They continue: “We have been given a way forward with a safe and effective vaccine that can help save precious lives and protect our friends… and our families. So we call on governments, foundations, philanthropists, health organisations and social businesses to join hands in giving free and equal access to the vaccine for everybody across the world to pledge our collective responsibility to protect those who are the most vulnerable, because everyone on this planet has a right to live a healthy life. We are stronger together when we stand in solidarity and care for each other.”
Dr Tedros Adhanom Ghebreyesus, Director-General of the World Health Organization, has been joined by world leaders in calling for 70 per cent of the populations of all countries to be vaccinated by the start of July 2022, in order to end the acute phase of the pandemic.
During the IOC Session in Tokyo last year, he told the IOC Members: “The Olympic Games bring nations of the world together in competition as athlete strive to fulfil the Olympic motto of ‘higher, faster, stronger – together’. The motto applies equally to our struggle against the defining challenge of our time: we must be faster in distributing vaccines all over the world; we must aim higher in vaccinating 70 per cent of all the population of all countries by the middle of 2022; we must be stronger in removing every barrier that stands in our way to expedite production; and we must do it all together, in solidarity.”
The IOC and WHO have a Memorandum of Understanding in place in order to advocate healthy lifestyles.
Already in 2020, the IOC had supported the initiative of Noble Peace Laureate Prof. Muhammad Yunus to make the COVID-19 vaccines a Global Common Good. President Bach said at the time: “I believe in making the COVID-19 vaccines a Global Common Good because if there is one lesson that I hope we all have learned from this global coronavirus pandemic, it is: we need more solidarity. Solidarity within societies and solidarity among societies. Distributing vaccines as a Global Common Good to everyone around the planet will be a great sign of solidarity for all humankind and demonstrate that we are always stronger together.”

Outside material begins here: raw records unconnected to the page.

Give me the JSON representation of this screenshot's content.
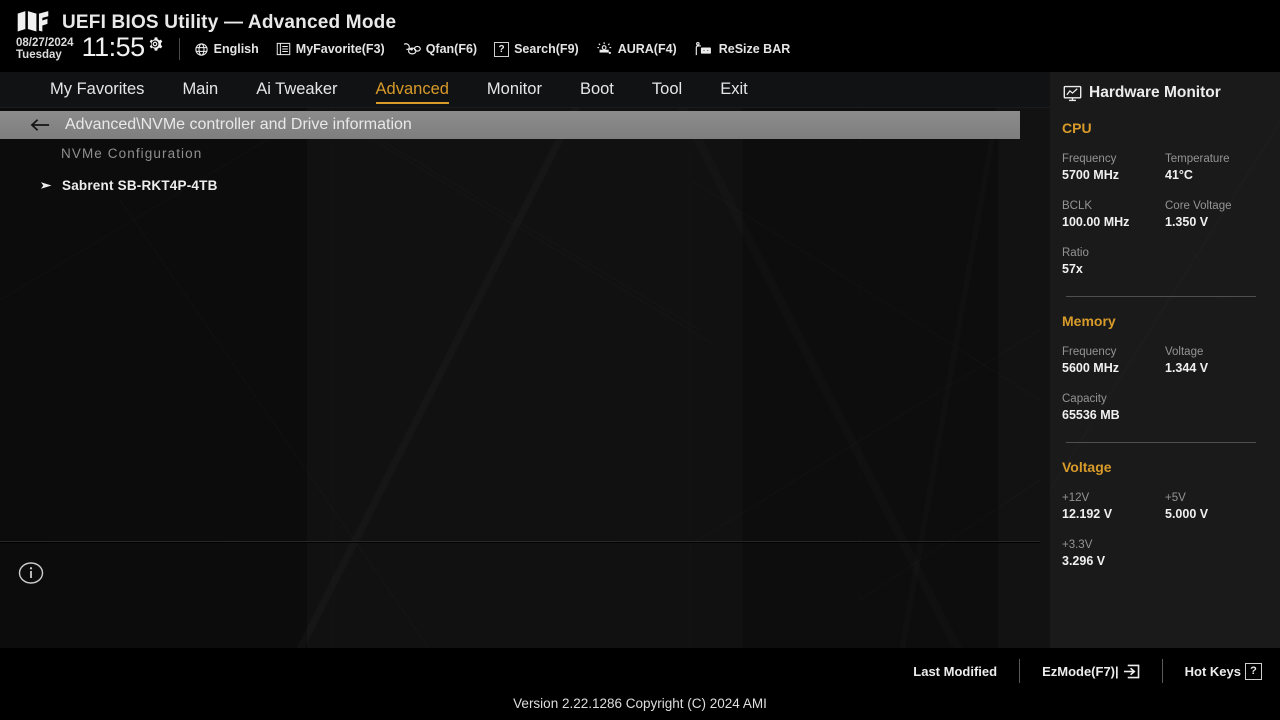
{
  "header": {
    "logo_icon": "tuf-shield-logo",
    "title": "UEFI BIOS Utility — Advanced Mode",
    "date": "08/27/2024",
    "weekday": "Tuesday",
    "time": "11:55",
    "gear_icon": "gear-icon",
    "hotbar": [
      {
        "icon": "globe-icon",
        "label": "English"
      },
      {
        "icon": "list-icon",
        "label": "MyFavorite(F3)"
      },
      {
        "icon": "fan-icon",
        "label": "Qfan(F6)"
      },
      {
        "icon": "question-icon",
        "label": "Search(F9)"
      },
      {
        "icon": "aura-light-icon",
        "label": "AURA(F4)"
      },
      {
        "icon": "resize-bar-icon",
        "label": "ReSize BAR"
      }
    ]
  },
  "nav": {
    "active": "Advanced",
    "tabs": [
      {
        "label": "My Favorites"
      },
      {
        "label": "Main"
      },
      {
        "label": "Ai Tweaker"
      },
      {
        "label": "Advanced"
      },
      {
        "label": "Monitor"
      },
      {
        "label": "Boot"
      },
      {
        "label": "Tool"
      },
      {
        "label": "Exit"
      }
    ]
  },
  "content": {
    "back_icon": "back-arrow-icon",
    "breadcrumb": "Advanced\\NVMe controller and Drive information",
    "section_label": "NVMe Configuration",
    "drive_arrow_icon": "right-triangle-icon",
    "drive_name": "Sabrent SB-RKT4P-4TB",
    "info_icon": "info-circle-icon"
  },
  "hardware_monitor": {
    "panel_icon": "monitor-icon",
    "title": "Hardware Monitor",
    "groups": [
      {
        "name": "CPU",
        "items": [
          {
            "label": "Frequency",
            "value": "5700 MHz",
            "full": false
          },
          {
            "label": "Temperature",
            "value": "41°C",
            "full": false
          },
          {
            "label": "BCLK",
            "value": "100.00 MHz",
            "full": false
          },
          {
            "label": "Core Voltage",
            "value": "1.350 V",
            "full": false
          },
          {
            "label": "Ratio",
            "value": "57x",
            "full": true
          }
        ]
      },
      {
        "name": "Memory",
        "items": [
          {
            "label": "Frequency",
            "value": "5600 MHz",
            "full": false
          },
          {
            "label": "Voltage",
            "value": "1.344 V",
            "full": false
          },
          {
            "label": "Capacity",
            "value": "65536 MB",
            "full": true
          }
        ]
      },
      {
        "name": "Voltage",
        "items": [
          {
            "label": "+12V",
            "value": "12.192 V",
            "full": false
          },
          {
            "label": "+5V",
            "value": "5.000 V",
            "full": false
          },
          {
            "label": "+3.3V",
            "value": "3.296 V",
            "full": true
          }
        ]
      }
    ]
  },
  "footer": {
    "last_modified": "Last Modified",
    "ezmode": "EzMode(F7)|",
    "ezmode_icon": "enter-arrow-icon",
    "hotkeys": "Hot Keys",
    "hotkeys_icon": "question-key-icon",
    "hotkeys_key": "?",
    "version": "Version 2.22.1286 Copyright (C) 2024 AMI"
  },
  "colors": {
    "accent": "#d89b2a",
    "panel_bg": "#1a1a1a",
    "breadcrumb_bg": "#8c8c8c",
    "text": "#e8e8e8",
    "muted": "#949494"
  }
}
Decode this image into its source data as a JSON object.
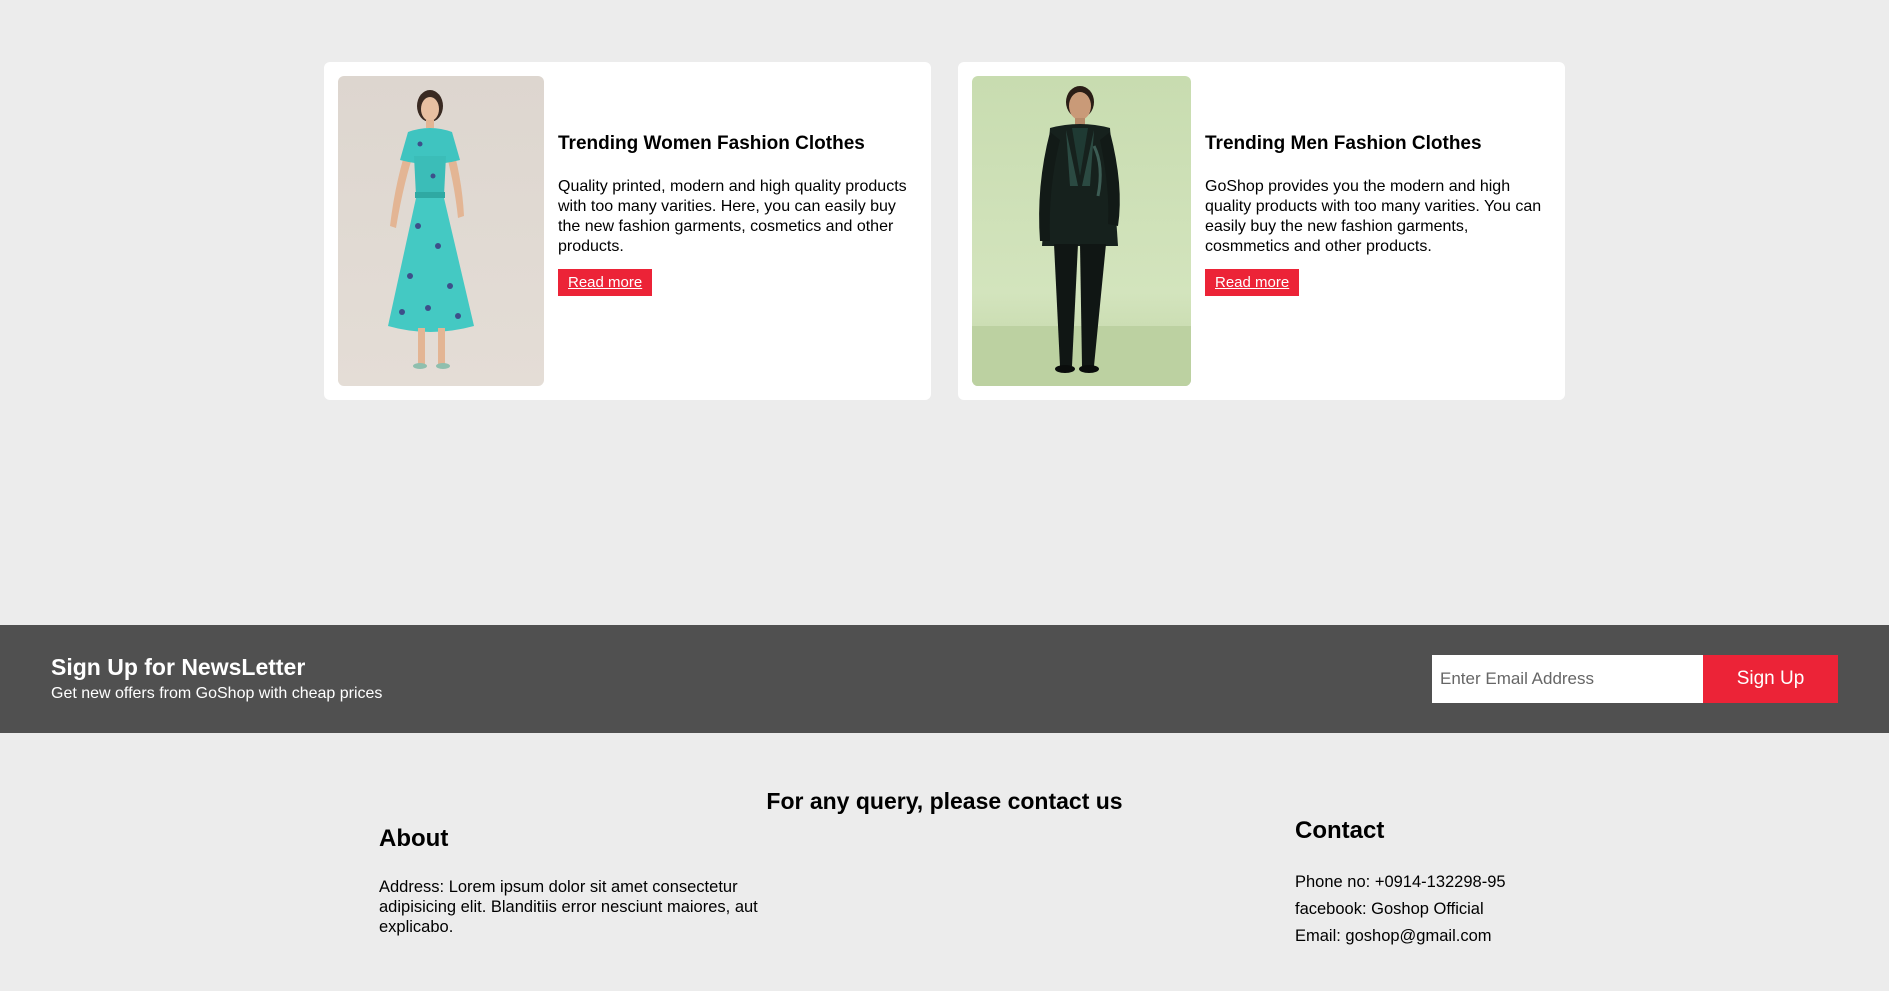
{
  "cards": [
    {
      "title": "Trending Women Fashion Clothes",
      "text": "Quality printed, modern and high quality products with too many varities. Here, you can easily buy the new fashion garments, cosmetics and other products.",
      "button": "Read more"
    },
    {
      "title": "Trending Men Fashion Clothes",
      "text": "GoShop provides you the modern and high quality products with too many varities. You can easily buy the new fashion garments, cosmmetics and other products.",
      "button": "Read more"
    }
  ],
  "newsletter": {
    "title": "Sign Up for NewsLetter",
    "subtitle": "Get new offers from GoShop with cheap prices",
    "placeholder": "Enter Email Address",
    "button": "Sign Up"
  },
  "footer": {
    "heading": "For any query, please contact us",
    "about": {
      "title": "About",
      "text": "Address: Lorem ipsum dolor sit amet consectetur adipisicing elit. Blanditiis error nesciunt maiores, aut explicabo."
    },
    "contact": {
      "title": "Contact",
      "phone": "Phone no: +0914-132298-95",
      "facebook": "facebook: Goshop Official",
      "email": "Email: goshop@gmail.com"
    }
  },
  "colors": {
    "background": "#ececec",
    "accent": "#ec2337",
    "newsletter_bg": "#505050",
    "card_bg": "#ffffff"
  }
}
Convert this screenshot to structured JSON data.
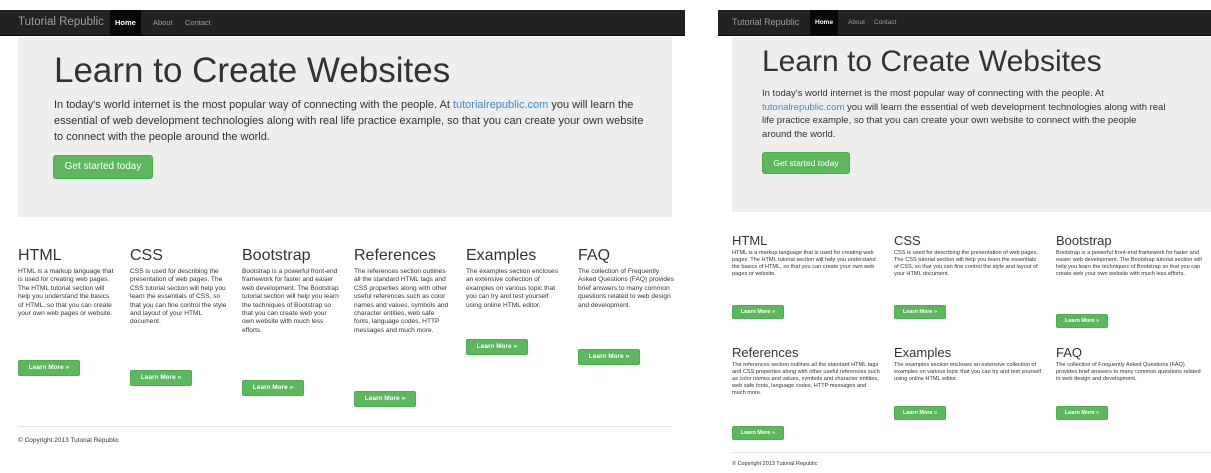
{
  "left": {
    "nav": {
      "brand": "Tutorial Republic",
      "items": [
        {
          "label": "Home"
        },
        {
          "label": "About"
        },
        {
          "label": "Contact"
        }
      ]
    },
    "hero": {
      "title": "Learn to Create Websites",
      "text_before": "In today's world internet is the most popular way of connecting with the people. At ",
      "link": "tutorialrepublic.com",
      "text_after": " you will learn the essential of web development technologies along with real life practice example, so that you can create your own website to connect with the people around the world.",
      "button": "Get started today"
    },
    "sections": [
      {
        "title": "HTML",
        "text": "HTML is a markup language that is used for creating web pages. The HTML tutorial section will help you understand the basics of HTML, so that you can create your own web pages or website.",
        "button": "Learn More »"
      },
      {
        "title": "CSS",
        "text": "CSS is used for describing the presentation of web pages. The CSS tutorial section will help you learn the essentials of CSS, so that you can fine control the style and layout of your HTML document.",
        "button": "Learn More »"
      },
      {
        "title": "Bootstrap",
        "text": "Bootstrap is a powerful front-end framework for faster and easier web development. The Bootstrap tutorial section will help you learn the techniques of Bootstrap so that you can create web your own website with much less efforts.",
        "button": "Learn More »"
      },
      {
        "title": "References",
        "text": "The references section outlines all the standard HTML tags and CSS properties along with other useful references such as color names and values, symbols and character entities, web safe fonts, language codes, HTTP messages and much more.",
        "button": "Learn More »"
      },
      {
        "title": "Examples",
        "text": "The examples section encloses an extensive collection of examples on various topic that you can try and test yourself using online HTML editor.",
        "button": "Learn More »"
      },
      {
        "title": "FAQ",
        "text": "The collection of Frequently Asked Questions (FAQ) provides brief answers to many common questions related to web design and development.",
        "button": "Learn More »"
      }
    ],
    "footer": "© Copyright 2013 Tutorial Republic"
  },
  "right": {
    "nav": {
      "brand": "Tutorial Republic",
      "items": [
        {
          "label": "Home"
        },
        {
          "label": "About"
        },
        {
          "label": "Contact"
        }
      ]
    },
    "hero": {
      "title": "Learn to Create Websites",
      "text_before": "In today's world internet is the most popular way of connecting with the people. At ",
      "link": "tutorialrepublic.com",
      "text_after": " you will learn the essential of web development technologies along with real life practice example, so that you can create your own website to connect with the people around the world.",
      "button": "Get started today"
    },
    "sections": [
      {
        "title": "HTML",
        "text": "HTML is a markup language that is used for creating web pages. The HTML tutorial section will help you understand the basics of HTML, so that you can create your own web pages or website.",
        "button": "Learn More »"
      },
      {
        "title": "CSS",
        "text": "CSS is used for describing the presentation of web pages. The CSS tutorial section will help you learn the essentials of CSS, so that you can fine control the style and layout of your HTML document.",
        "button": "Learn More »"
      },
      {
        "title": "Bootstrap",
        "text": "Bootstrap is a powerful front-end framework for faster and easier web development. The Bootstrap tutorial section will help you learn the techniques of Bootstrap so that you can create web your own website with much less efforts.",
        "button": "Learn More »"
      },
      {
        "title": "References",
        "text": "The references section outlines all the standard HTML tags and CSS properties along with other useful references such as color names and values, symbols and character entities, web safe fonts, language codes, HTTP messages and much more.",
        "button": "Learn More »"
      },
      {
        "title": "Examples",
        "text": "The examples section encloses an extensive collection of examples on various topic that you can try and test yourself using online HTML editor.",
        "button": "Learn More »"
      },
      {
        "title": "FAQ",
        "text": "The collection of Frequently Asked Questions (FAQ) provides brief answers to many common questions related to web design and development.",
        "button": "Learn More »"
      }
    ],
    "footer": "© Copyright 2013 Tutorial Republic"
  },
  "colors": {
    "navbar": "#222222",
    "jumbotron": "#eeeeee",
    "button": "#5cb85c",
    "link": "#428bca"
  }
}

Vaccines form one of the main principles of hosting safe Olympic and Paralympic Games, as demonstrated during the Olympic Games Tokyo 2020 last summer. They will also form a key part of the COVID-19 countermeasures for the upcoming Olympic and Paralympic Winter Games Beijing 2022, as outlined in the Playbooks.
The IOC and the International Paralympic Committee (IPC) worked closely with the National Olympic Committees (NOCs) and National Paralympic Committees (NPCs) to assist their athletes, officials and Games stakeholders residing in their territories to get vaccinated before the Olympic Games Tokyo 2020, and are doing so again now before the participants travel to China in a few weeks.
The IOC has been reiterating the importance of vaccination and encouraged the athletes and Games participants to take the vaccine whenever possible in order to protect not only themselves, but also their communities.
In addition, the IOC produced clips with a number of Olympians during the Games in Tokyo. They call on people to get vaccinated. These clips will be posted on social media following today’s IOC video. The list includes Hamish Kerr (athletics, New Zealand), Hua Tian (equestrian, China), Ken Terauchi (diving, Japan), Viktor Axelsen (badminton, Denmark), Yoshiaki Oiwa (equestrian, Japan), Gianna Woodruff (athletics, Panama), Tsukimi Namiki (boxing, Japan), Sean McColl (climbing, Canada), Sara Slott Petersen (athletics, Denmark), Rusila Nagasau (rugby, Fiji), Sandra Sanchez (karate, Spain) and Hugues Fabrice Zango (athletics, Burkina Faso).